Regulating residential rental businesses allowing short stays in their facilities still appears to be on the City of Portland’s front legislative burners. In mid-January, the Council was examining two amendments that would affect short-term rentals in Portland.
Speaking for the Short Term Rental Advocacy Center (STRAC), part of a nationwide organization lobbying for regulations beneficial to the hospitality and tourist industries, Philip Minardi cautioned that business owners need to be in on the conversation: “Before moving forward with new amendments to what is still a very new regulatory ordinance, city policymakers have the responsibility to bring all short-term rental stakeholders to the table to provide input.”
Minardi said that excluding local short-term rental owners and their customers resulted in the City structuring an ordinance that falls short of meeting owners’ needs. He called for “making the regulatory process for rental providers easy and affordable…the only path to improving compliance, which will ultimately lead to greater economic benefits to the entire city.”

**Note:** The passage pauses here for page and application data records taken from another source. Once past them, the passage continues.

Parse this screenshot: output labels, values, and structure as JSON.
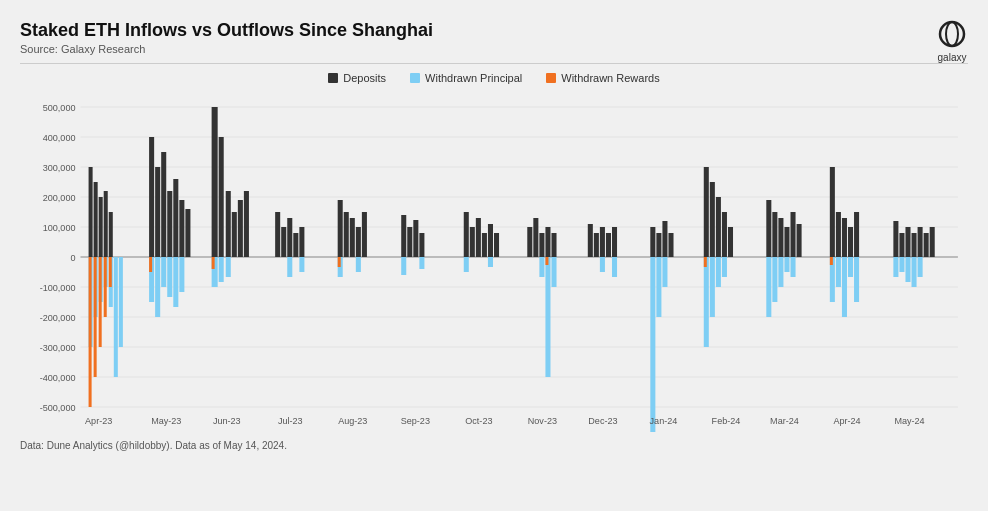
{
  "title": "Staked ETH Inflows vs Outflows Since Shanghai",
  "subtitle": "Source: Galaxy Research",
  "logo_text": "galaxy",
  "legend": [
    {
      "label": "Deposits",
      "color": "#333333"
    },
    {
      "label": "Withdrawn Principal",
      "color": "#7ecef4"
    },
    {
      "label": "Withdrawn Rewards",
      "color": "#f07020"
    }
  ],
  "y_axis": {
    "labels": [
      "500,000",
      "400,000",
      "300,000",
      "200,000",
      "100,000",
      "0",
      "-100,000",
      "-200,000",
      "-300,000",
      "-400,000",
      "-500,000"
    ]
  },
  "x_axis": {
    "labels": [
      "Apr-23",
      "May-23",
      "Jun-23",
      "Jul-23",
      "Aug-23",
      "Sep-23",
      "Oct-23",
      "Nov-23",
      "Dec-23",
      "Jan-24",
      "Feb-24",
      "Mar-24",
      "Apr-24",
      "May-24"
    ]
  },
  "footer": "Data: Dune Analytics (@hildobby). Data as of May 14, 2024."
}
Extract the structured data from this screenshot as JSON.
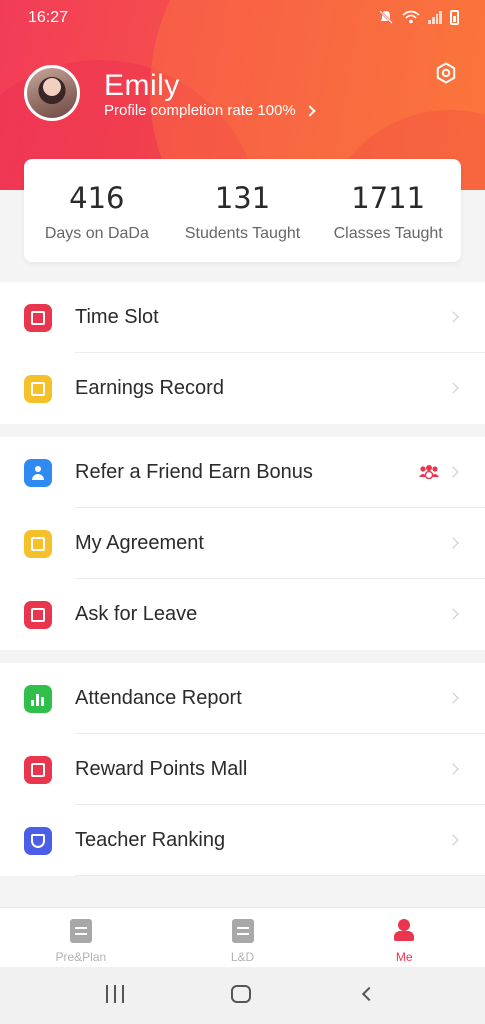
{
  "status_bar": {
    "time": "16:27"
  },
  "profile": {
    "name": "Emily",
    "completion_text": "Profile completion rate 100%"
  },
  "stats": [
    {
      "value": "416",
      "label": "Days on DaDa"
    },
    {
      "value": "131",
      "label": "Students Taught"
    },
    {
      "value": "1711",
      "label": "Classes Taught"
    }
  ],
  "menu_groups": [
    {
      "items": [
        {
          "label": "Time Slot",
          "icon": "calendar-icon",
          "color": "#e9364e"
        },
        {
          "label": "Earnings Record",
          "icon": "wallet-icon",
          "color": "#f6c02b"
        }
      ]
    },
    {
      "items": [
        {
          "label": "Refer a Friend Earn Bonus",
          "icon": "refer-friend-icon",
          "color": "#2f8bf2",
          "badge_icon": "bonus-people-icon"
        },
        {
          "label": "My Agreement",
          "icon": "document-icon",
          "color": "#f6c02b"
        },
        {
          "label": "Ask for Leave",
          "icon": "leave-request-icon",
          "color": "#e9364e"
        }
      ]
    },
    {
      "items": [
        {
          "label": "Attendance Report",
          "icon": "bar-chart-icon",
          "color": "#2fbf4a"
        },
        {
          "label": "Reward Points Mall",
          "icon": "shopping-bag-icon",
          "color": "#e9364e"
        },
        {
          "label": "Teacher Ranking",
          "icon": "trophy-icon",
          "color": "#4b5ee8"
        }
      ]
    }
  ],
  "bottom_nav": [
    {
      "label": "Pre&Plan",
      "icon": "clipboard-icon",
      "active": false
    },
    {
      "label": "L&D",
      "icon": "learning-icon",
      "active": false
    },
    {
      "label": "Me",
      "icon": "profile-icon",
      "active": true
    }
  ],
  "colors": {
    "accent": "#e9364e",
    "header_start": "#f23c57",
    "header_end": "#f7703a"
  }
}
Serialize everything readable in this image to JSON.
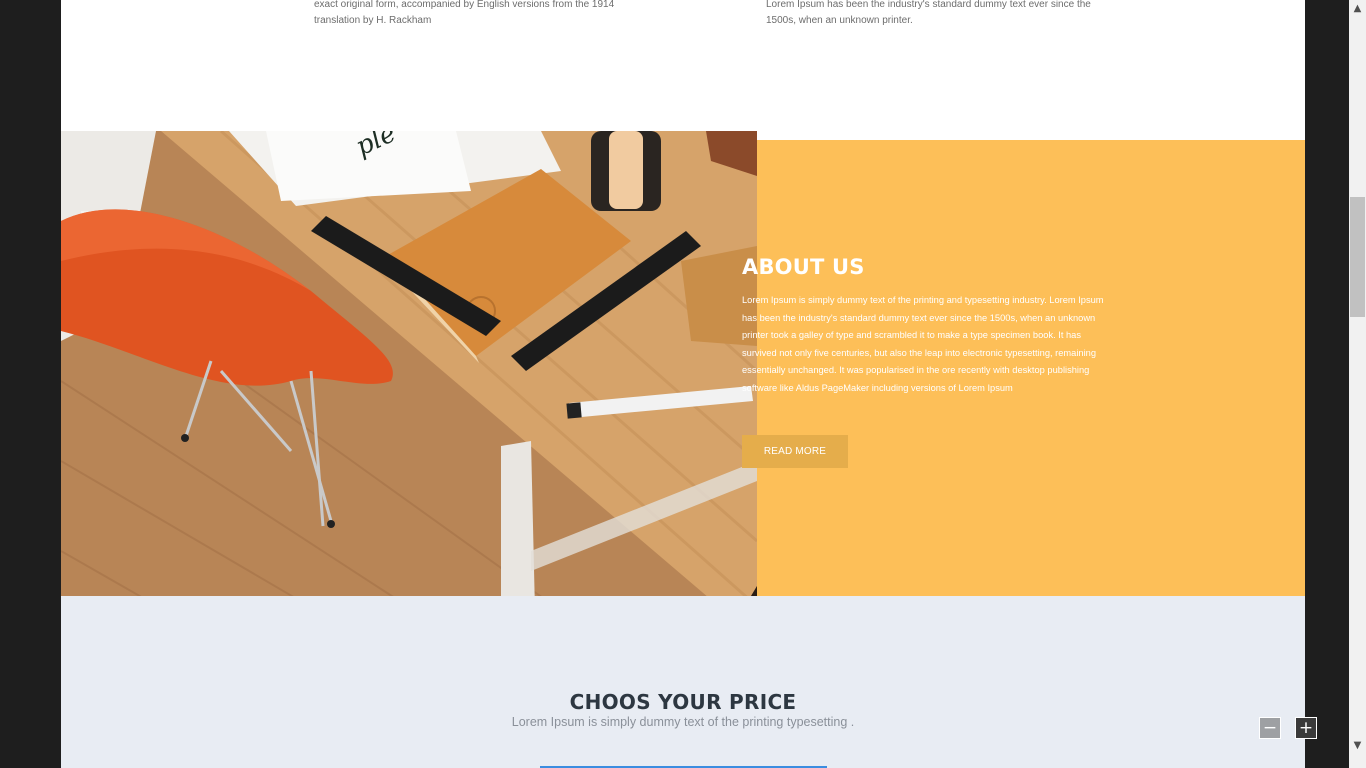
{
  "top_columns": {
    "left_text": "exact original form, accompanied by English versions from the 1914 translation by H. Rackham",
    "right_text": "Lorem Ipsum has been the industry's standard dummy text ever since the 1500s, when an unknown printer."
  },
  "about": {
    "title": "ABOUT US",
    "text": "Lorem Ipsum is simply dummy text of the printing and typesetting industry. Lorem Ipsum has been the industry's standard dummy text ever since the 1500s, when an unknown printer took a galley of type and scrambled it to make a type specimen book. It has survived not only five centuries, but also the leap into electronic typesetting, remaining essentially unchanged. It was popularised in the ore recently with desktop publishing software like Aldus PageMaker including versions of Lorem Ipsum",
    "button_label": "READ MORE",
    "accent_color": "#fdbf58",
    "button_color": "#e5ad4b"
  },
  "pricing": {
    "title": "CHOOS YOUR PRICE",
    "subtitle": "Lorem Ipsum is simply dummy text of the printing typesetting ."
  },
  "zoom_controls": {
    "zoom_out_label": "−",
    "zoom_in_label": "+"
  },
  "scrollbar": {
    "up_icon": "▲",
    "down_icon": "▼"
  },
  "icons": {
    "zoom_out": "minus-icon",
    "zoom_in": "plus-icon"
  }
}
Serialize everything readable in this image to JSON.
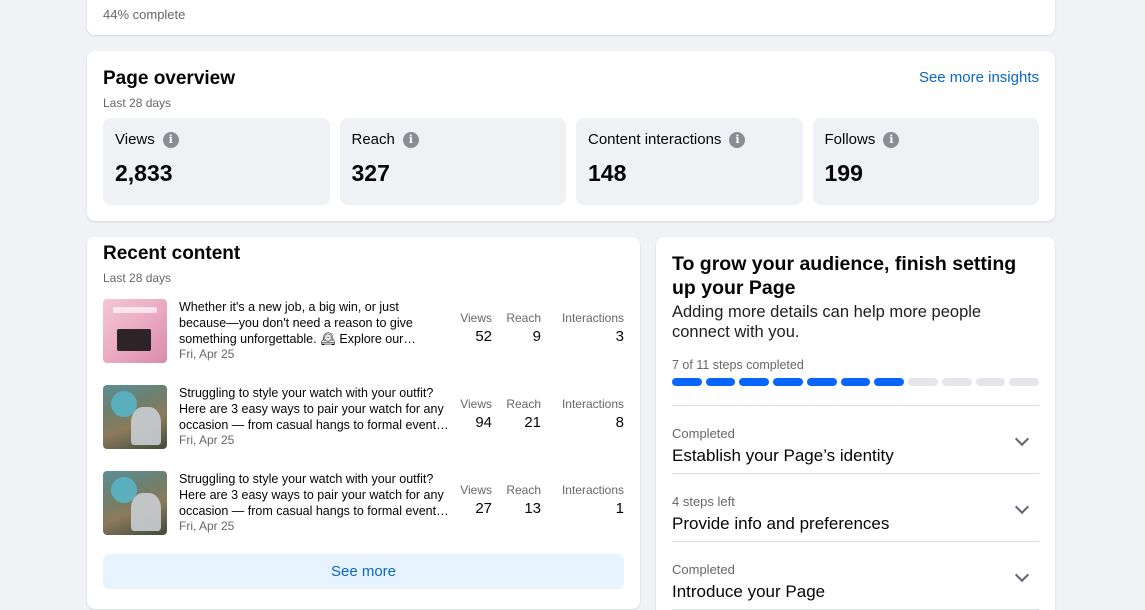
{
  "top": {
    "progress_text": "44% complete"
  },
  "overview": {
    "title": "Page overview",
    "subtitle": "Last 28 days",
    "link": "See more insights",
    "metrics": [
      {
        "label": "Views",
        "value": "2,833"
      },
      {
        "label": "Reach",
        "value": "327"
      },
      {
        "label": "Content interactions",
        "value": "148"
      },
      {
        "label": "Follows",
        "value": "199"
      }
    ],
    "info_icon": "info-icon"
  },
  "recent": {
    "title": "Recent content",
    "subtitle": "Last 28 days",
    "stat_labels": {
      "views": "Views",
      "reach": "Reach",
      "interactions": "Interactions"
    },
    "posts": [
      {
        "text": "Whether it's a new job, a big win, or just because—you don't need a reason to give something unforgettable. 🕰 Explore our…",
        "date": "Fri, Apr 25",
        "views": "52",
        "reach": "9",
        "interactions": "3",
        "thumb": "gift-box-thumbnail"
      },
      {
        "text": "Struggling to style your watch with your outfit? Here are 3 easy ways to pair your watch for any occasion — from casual hangs to formal event…",
        "date": "Fri, Apr 25",
        "views": "94",
        "reach": "21",
        "interactions": "8",
        "thumb": "watch-styling-thumbnail"
      },
      {
        "text": "Struggling to style your watch with your outfit? Here are 3 easy ways to pair your watch for any occasion — from casual hangs to formal event…",
        "date": "Fri, Apr 25",
        "views": "27",
        "reach": "13",
        "interactions": "1",
        "thumb": "watch-styling-thumbnail"
      }
    ],
    "see_more": "See more"
  },
  "grow": {
    "title": "To grow your audience, finish setting up your Page",
    "subtitle": "Adding more details can help more people connect with you.",
    "steps_text": "7 of 11 steps completed",
    "steps_completed": 7,
    "steps_total": 11,
    "accent_color": "#0866ff",
    "sections": [
      {
        "status": "Completed",
        "name": "Establish your Page’s identity"
      },
      {
        "status": "4 steps left",
        "name": "Provide info and preferences"
      },
      {
        "status": "Completed",
        "name": "Introduce your Page"
      }
    ]
  }
}
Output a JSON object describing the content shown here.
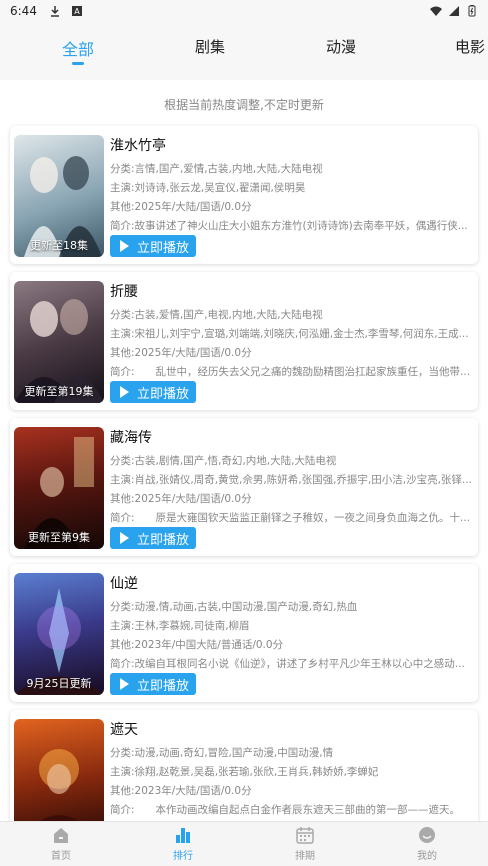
{
  "status_bar": {
    "time": "6:44",
    "icons": [
      "download-icon",
      "notification-a-icon",
      "wifi-icon",
      "signal-icon",
      "battery-icon"
    ]
  },
  "tabs": [
    {
      "label": "全部",
      "active": true
    },
    {
      "label": "剧集",
      "active": false
    },
    {
      "label": "动漫",
      "active": false
    },
    {
      "label": "电影",
      "active": false
    }
  ],
  "accent_color": "#2aa3ee",
  "notice": "根据当前热度调整,不定时更新",
  "play_label": "立即播放",
  "items": [
    {
      "title": "淮水竹亭",
      "category": "分类:言情,国产,爱情,古装,内地,大陆,大陆电视",
      "cast": "主演:刘诗诗,张云龙,吴宣仪,翟潇闻,侯明昊",
      "other": "其他:2025年/大陆/国语/0.0分",
      "intro": "简介:故事讲述了神火山庄大小姐东方淮竹(刘诗诗饰)去南奉平妖，偶遇行侠...",
      "episode": "更新至18集",
      "poster_colors": [
        "#c9d6dd",
        "#4b6b7a"
      ]
    },
    {
      "title": "折腰",
      "category": "分类:古装,爱情,国产,电视,内地,大陆,大陆电视",
      "cast": "主演:宋祖儿,刘宇宁,宣璐,刘端端,刘晓庆,何泓姗,金士杰,李雪琴,何润东,王成...",
      "other": "其他:2025年/大陆/国语/0.0分",
      "intro": "简介:　　乱世中，经历失去父兄之痛的魏劭励精图治扛起家族重任，当他带...",
      "episode": "更新至第19集",
      "poster_colors": [
        "#5a4a52",
        "#1e1a24"
      ]
    },
    {
      "title": "藏海传",
      "category": "分类:古装,剧情,国产,悟,奇幻,内地,大陆,大陆电视",
      "cast": "主演:肖战,张婧仪,周奇,黄觉,佘男,陈妍希,张国强,乔振宇,田小洁,沙宝亮,张铎...",
      "other": "其他:2025年/大陆/国语/0.0分",
      "intro": "简介:　　原是大雍国钦天监监正蒯铎之子稚奴，一夜之间身负血海之仇。十...",
      "episode": "更新至第9集",
      "poster_colors": [
        "#6b1a14",
        "#1a0c08"
      ]
    },
    {
      "title": "仙逆",
      "category": "分类:动漫,情,动画,古装,中国动漫,国产动漫,奇幻,热血",
      "cast": "主演:王林,李慕婉,司徒南,柳眉",
      "other": "其他:2023年/中国大陆/普通话/0.0分",
      "intro": "简介:改编自耳根同名小说《仙逆》，讲述了乡村平凡少年王林以心中之感动...",
      "episode": "9月25日更新",
      "poster_colors": [
        "#3a4f8a",
        "#1a1030"
      ]
    },
    {
      "title": "遮天",
      "category": "分类:动漫,动画,奇幻,冒险,国产动漫,中国动漫,情",
      "cast": "主演:徐翔,赵乾景,吴磊,张若瑜,张欣,王肖兵,韩娇娇,李蝉妃",
      "other": "其他:2023年/大陆/国语/0.0分",
      "intro": "简介:　　本作动画改编自起点白金作者辰东遮天三部曲的第一部——遮天。",
      "episode": "",
      "poster_colors": [
        "#d0471a",
        "#2a0a06"
      ]
    }
  ],
  "bottom_nav": [
    {
      "label": "首页",
      "icon": "home-icon",
      "active": false
    },
    {
      "label": "排行",
      "icon": "ranking-icon",
      "active": true
    },
    {
      "label": "排期",
      "icon": "calendar-icon",
      "active": false
    },
    {
      "label": "我的",
      "icon": "profile-icon",
      "active": false
    }
  ]
}
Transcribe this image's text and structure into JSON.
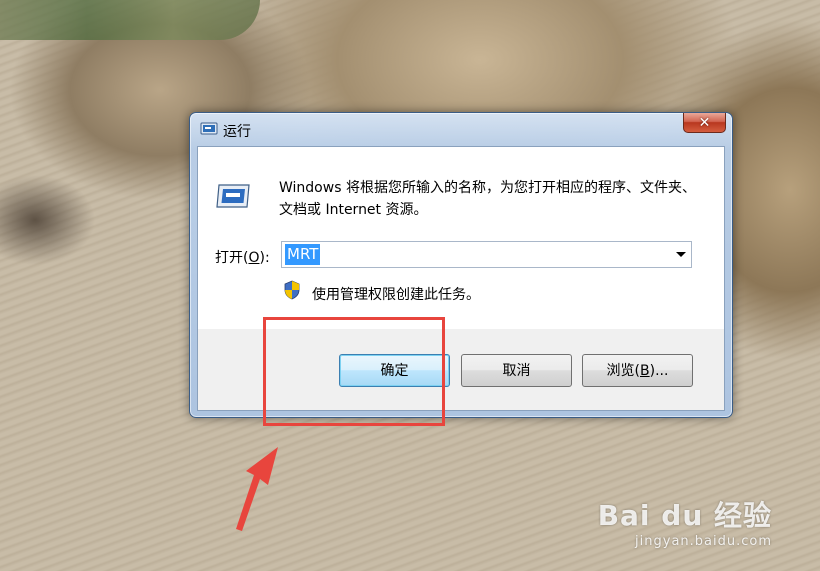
{
  "window": {
    "title": "运行",
    "close_glyph": "✕",
    "description": "Windows 将根据您所输入的名称，为您打开相应的程序、文件夹、文档或 Internet 资源。",
    "open_label_prefix": "打开(",
    "open_label_key": "O",
    "open_label_suffix": "):",
    "open_value": "MRT",
    "admin_text": "使用管理权限创建此任务。",
    "buttons": {
      "ok": "确定",
      "cancel": "取消",
      "browse_prefix": "浏览(",
      "browse_key": "B",
      "browse_suffix": ")..."
    }
  },
  "watermark": {
    "brand": "Bai du 经验",
    "url": "jingyan.baidu.com"
  },
  "colors": {
    "highlight": "#e8453d",
    "selection": "#3399ff",
    "window_frame": "#b9cfe9"
  },
  "icons": [
    "run-program-icon",
    "uac-shield-icon",
    "close-icon",
    "dropdown-arrow-icon"
  ]
}
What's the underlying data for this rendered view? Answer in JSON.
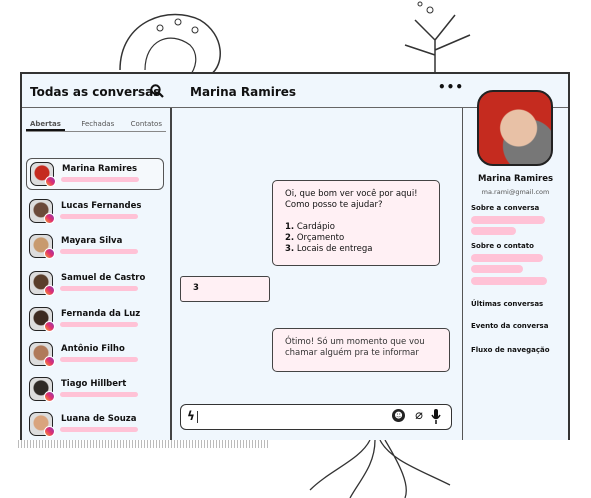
{
  "header": {
    "left_title": "Todas as conversas",
    "chat_title": "Marina Ramires",
    "more_icon": "more-horizontal-icon",
    "search_icon": "search-icon"
  },
  "tabs": [
    {
      "label": "Abertas",
      "active": true
    },
    {
      "label": "Fechadas"
    },
    {
      "label": "Contatos"
    }
  ],
  "contacts": [
    {
      "name": "Marina Ramires",
      "color": "#c52b1f"
    },
    {
      "name": "Lucas Fernandes",
      "color": "#6b4a3a"
    },
    {
      "name": "Mayara Silva",
      "color": "#c89a6e"
    },
    {
      "name": "Samuel de Castro",
      "color": "#5a3e2b"
    },
    {
      "name": "Fernanda da Luz",
      "color": "#3d2a20"
    },
    {
      "name": "Antônio Filho",
      "color": "#b07a5a"
    },
    {
      "name": "Tiago Hillbert",
      "color": "#2f2a26"
    },
    {
      "name": "Luana de Souza",
      "color": "#d9a47e"
    }
  ],
  "messages": {
    "m1_line1": "Oi, que bom ver você por aqui!",
    "m1_line2": "Como posso te ajudar?",
    "opt1_n": "1.",
    "opt1": "Cardápio",
    "opt2_n": "2.",
    "opt2": "Orçamento",
    "opt3_n": "3.",
    "opt3": "Locais de entrega",
    "reply": "3",
    "m2_line1": "Ótimo! Só um momento que vou",
    "m2_line2": "chamar alguém pra te informar"
  },
  "input": {
    "icons": [
      "lightning-icon",
      "emoji-icon",
      "paperclip-icon",
      "microphone-icon"
    ]
  },
  "profile": {
    "name": "Marina Ramires",
    "email": "ma.rami@gmail.com",
    "about_conversation": "Sobre a conversa",
    "about_contact": "Sobre o contato",
    "links": [
      "Últimas conversas",
      "Evento da conversa",
      "Fluxo de navegação"
    ]
  }
}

Minardi went on to say that one of the amendments being considered by the Council burdens the short-term platforms like AirBnB with collecting a city tax on lodging. He characterized this regulation as “simply an abdication of responsibility by the city of Portland and a violation of the privacy of the platforms’ end users.” He urged the city to “not throw up regulatory hurdles that stifle local entrepreneurship and economic growth.”